What the task asks:
Report each line of the data that includes the word "icon".
Recorded data Block Start
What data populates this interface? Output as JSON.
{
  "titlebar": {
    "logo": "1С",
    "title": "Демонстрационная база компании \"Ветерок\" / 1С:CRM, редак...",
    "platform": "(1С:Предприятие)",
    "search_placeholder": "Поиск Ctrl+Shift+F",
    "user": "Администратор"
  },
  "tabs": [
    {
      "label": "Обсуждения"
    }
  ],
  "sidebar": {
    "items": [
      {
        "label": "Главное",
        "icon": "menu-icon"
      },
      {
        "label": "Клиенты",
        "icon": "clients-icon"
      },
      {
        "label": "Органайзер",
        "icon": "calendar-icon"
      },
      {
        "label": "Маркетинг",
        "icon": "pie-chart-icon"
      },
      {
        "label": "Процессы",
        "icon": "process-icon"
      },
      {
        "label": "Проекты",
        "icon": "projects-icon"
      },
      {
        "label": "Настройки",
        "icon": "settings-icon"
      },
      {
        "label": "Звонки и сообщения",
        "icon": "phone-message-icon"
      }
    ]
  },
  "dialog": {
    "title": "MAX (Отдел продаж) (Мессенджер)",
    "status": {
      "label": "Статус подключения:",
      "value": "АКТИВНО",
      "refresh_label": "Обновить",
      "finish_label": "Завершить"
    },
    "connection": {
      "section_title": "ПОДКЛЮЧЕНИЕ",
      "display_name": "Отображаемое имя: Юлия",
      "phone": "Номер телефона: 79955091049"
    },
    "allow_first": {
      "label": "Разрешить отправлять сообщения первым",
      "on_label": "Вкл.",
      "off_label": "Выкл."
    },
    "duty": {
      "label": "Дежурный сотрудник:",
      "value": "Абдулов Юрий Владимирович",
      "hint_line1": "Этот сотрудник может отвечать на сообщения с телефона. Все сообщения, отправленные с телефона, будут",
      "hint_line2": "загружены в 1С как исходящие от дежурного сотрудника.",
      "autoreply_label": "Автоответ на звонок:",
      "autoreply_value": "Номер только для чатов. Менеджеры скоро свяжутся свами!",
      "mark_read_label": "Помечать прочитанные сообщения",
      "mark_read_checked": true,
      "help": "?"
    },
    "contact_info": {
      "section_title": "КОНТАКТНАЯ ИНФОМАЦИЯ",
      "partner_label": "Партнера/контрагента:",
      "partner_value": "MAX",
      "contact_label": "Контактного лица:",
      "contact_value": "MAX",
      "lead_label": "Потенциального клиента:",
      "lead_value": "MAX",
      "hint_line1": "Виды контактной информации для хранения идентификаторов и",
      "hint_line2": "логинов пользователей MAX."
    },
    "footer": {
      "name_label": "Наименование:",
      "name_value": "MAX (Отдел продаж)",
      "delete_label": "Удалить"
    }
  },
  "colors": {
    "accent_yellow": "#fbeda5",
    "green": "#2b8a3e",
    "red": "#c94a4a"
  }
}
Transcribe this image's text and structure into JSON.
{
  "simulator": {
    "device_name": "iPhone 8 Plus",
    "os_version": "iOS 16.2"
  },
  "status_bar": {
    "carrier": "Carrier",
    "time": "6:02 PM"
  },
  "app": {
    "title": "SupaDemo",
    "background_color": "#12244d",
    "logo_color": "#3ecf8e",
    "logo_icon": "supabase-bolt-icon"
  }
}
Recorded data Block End
Exercise answer:
        "icon": "menu-icon"
        "icon": "clients-icon"
        "icon": "calendar-icon"
        "icon": "pie-chart-icon"
        "icon": "process-icon"
        "icon": "projects-icon"
        "icon": "settings-icon"
        "icon": "phone-message-icon"
    "logo_icon": "supabase-bolt-icon"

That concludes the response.